The First Amendment offers broad protections for what individuals and companies in the United States can do, and leaves plenty of room for debate about what they should do. That tension opens new paradigms for how content is regulated and moderated online. Scott Wilkens, senior counsel at the Knight First Amendment Institute at Columbia University, answered our questions about how the First Amendment is evolving in an increasingly digital world.
What is the biggest public misconception about how the First Amendment applies to digital spaces?
Outside legal circles, few people understand that the First Amendment protects social media companies’ decisions about what user content to publish. The companies generally have the right to moderate user content as they see fit, even when doing so limits the ability of the platforms’ users to express themselves online.
In your opinion, what principles should guide social media companies as they try to balance the right to free expression with the desire to control user-submitted content?
The social media companies are of course free to decide for themselves how to moderate their platforms, but we hope they do so in a way that serves the public interest. They should restrict the kind of harassment, intimidation, and hate that can silence some users, especially those from marginalized communities. They should make sure that the public can access and engage with the speech of their public officials. And they should stop amplifying the kind of disinformation that, while boosting engagement, undermines society’s search for truth and common ground.
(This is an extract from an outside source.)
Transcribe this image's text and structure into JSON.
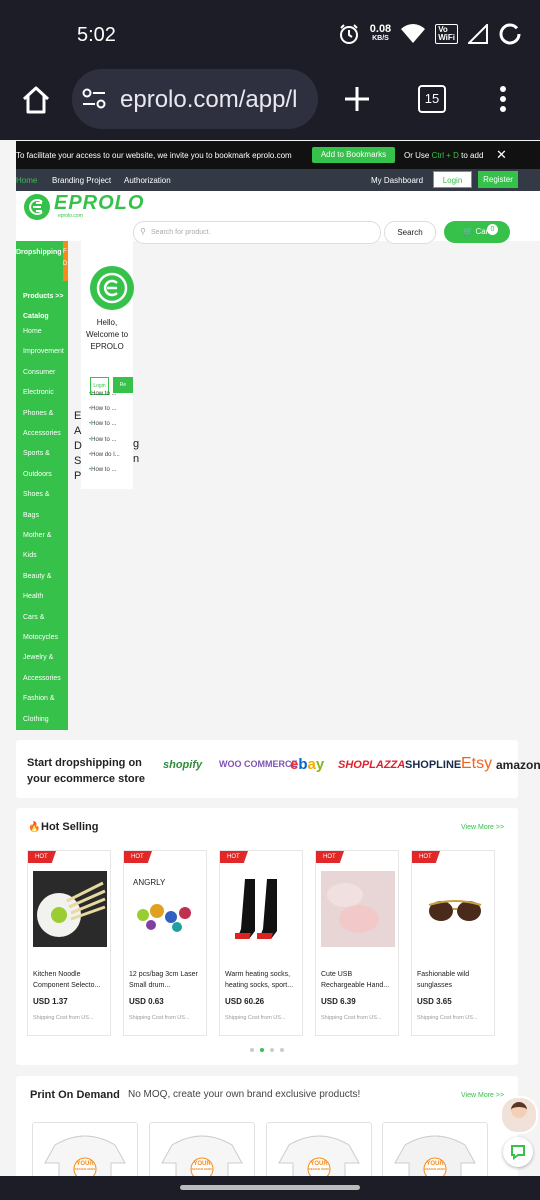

States including Florida and Texas have passed laws that would penalize social media companies for content moderation decisions that legislators and governors perceived as hostile to conservatives. Enforcement has been blocked pending appeal, but litigation surrounding the laws raises important questions. Where is the line between legitimate regulations furthering government interests and rules unfairly impinging on First Amendment protections?
Florida and Texas say they have broad power to regulate content moderation decisions because they are not protected by the First Amendment. The platforms argue that the government may never regulate content moderation because it is absolutely protected by the First Amendment. The line lies in between these all-or-nothing positions. While the government generally cannot tell the platforms what content they must or must not publish, it has the power to impose narrowly drawn transparency, privacy, and due process regulations that serve First Amendment values.
Social media companies—like the internet itself—are global entities. Are there limitations to using the US Constitution’s First Amendment as the primary framework for talking about regulating free expression in the digital world?
It’s true that US companies’ content-moderation policies have been deeply influenced by American free speech norms, and that those norms have been deeply influenced by First Amendment doctrine. But the major social media companies are global, and the rules that make sense in the US don’t necessarily make sense everywhere else. After all, even other democracies conceive of “free speech” very differently than we do here in the US.
Section 230 of the Communications Decency Act has been getting a lot of attention in Congress and the courts. What do journalists and media executives need to know about it?
Although the Supreme Court has not yet interpreted Section 230, the lower federal courts have held that it broadly shields companies from lawsuits for the user content they publish online. This means, for example, that companies cannot be held liable for publishing user content online that defames someone. In general, such lawsuits will be dismissed at a very early stage. But this legal shield is not available when a company helps to create the content at issue. If you wrote it or worked with your users to write it, and you put it up, your business can expect to take responsibility for any fallout that ensues.
There is a case pending before the Supreme Court dealing with Section 230—Gonzalez v. Google LLC—that asks the court to rule on whether a platform that makes targeted recommendations can be held liable for that content, even if it was first published by someone else. What are the key issues to watch for in that case?
This is the first time the Supreme Court will interpret Section 230 since it was enacted over 25 years ago. The specific issue is whether Section 230 shields internet platforms from lawsuits for using recommendation algorithms to provide users with content that is most likely to be of interest to them. This is an enormously important question because recommendation algorithms are fundamental to the services that search engines and social media platforms provide to users. If the Supreme Court holds that algorithmic recommendations are not protected by Section 230, then search engines and social media platforms will be forced to radically change how they operate in order to avoid the risk of liability—changes that would have profoundly negative consequences for free speech online.
What emerging technologies pose the greatest challenge for protecting free expression in the digital future?
Spyware is becoming more and more powerful and is already being used by governments to closely monitor civil society groups and journalists. This surveillance technology will pose ever greater threats to the digital public sphere. We recently sued NSO Group, the maker of Pegasus spyware, on behalf of journalists at one of Latin America’s most important news organizations. Their case shows that spyware can have devastating consequences for investigative journalism.